Why do you live and work in L.A., and not elsewhere?
I’m from the San Fernando Valley so Los Angeles and the Valley are my home. I love the artistic community here, the many pockets and worlds you can move through. This sounds corny but L.A. is like a geode, rough and dull on the outside but if you crack through the surface it’s shiny and beautiful inside. It’s a place that I believe requires a bit of investment in your community to truly be enjoyed and I like that. Plus the food!
When was your first show?
I had been in a couple of group shows but my first solo show #tagsforlikes was in 2014. It was curated by Kim Mckinnis in her studio space for an art walk at the Grand Central Arts Center in Santa Ana. I printed out about 150 of my iPhone collages from my instagram @uncannysfvalley and invited people to participate in an interactive installation where I turned their mini performances into GIFs to be posted and sent to them after the show. The project was so fun and experimental back then and I was really excited to share the work since I had only started it about two months before the show.
When is/was your current/most recent/next show?
My USC MFA thesis show, Who Do You Think You Are I Am, is currently up until the 9th of August. The show includes a video installation, drawings, and an installation of monitors with a series of GIFs. I’m doing private virtual walkthroughs and a public Instagram live walkthrough on @uncannysfvalley Wednesday August 5th at 7:30pm. You can also view my video work Knowing Others and Wanting to be Known on my website during the run of the show.
What artist living or dead would you most like to show with?
Gabriela Ruiz, Marilyn Minter, Trulee Hall, Young Joon Kwak, Petra Cortright, Ryan Trecartin and I would make for a pretty fantastic show, I’d go to that!
Do you listen to music while you work?

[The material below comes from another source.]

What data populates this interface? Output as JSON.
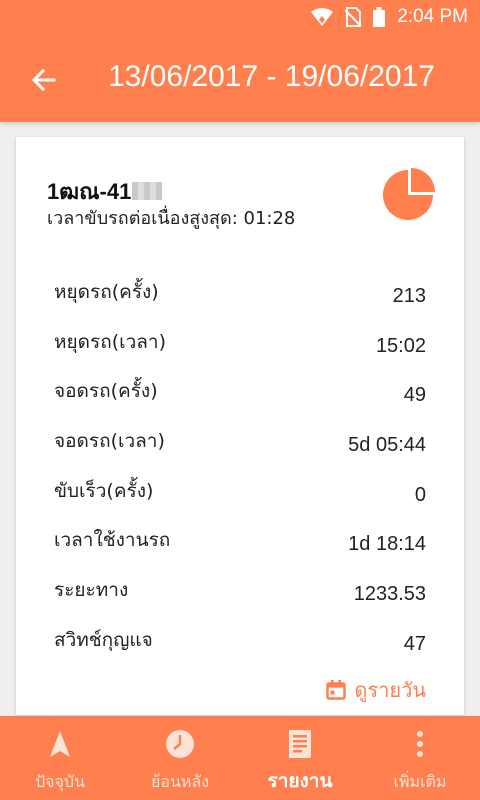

If so what?
I mostly watch TV while I work, something banal that I can tune in and out of. My favorite thing to watch while I work is Love Island. I’m a true binge watcher and there are so many episodes in each season. Plus each episode is pretty much the same so I don’t miss much if I get engrossed in a drawing or collage.
Website and social media handles, please!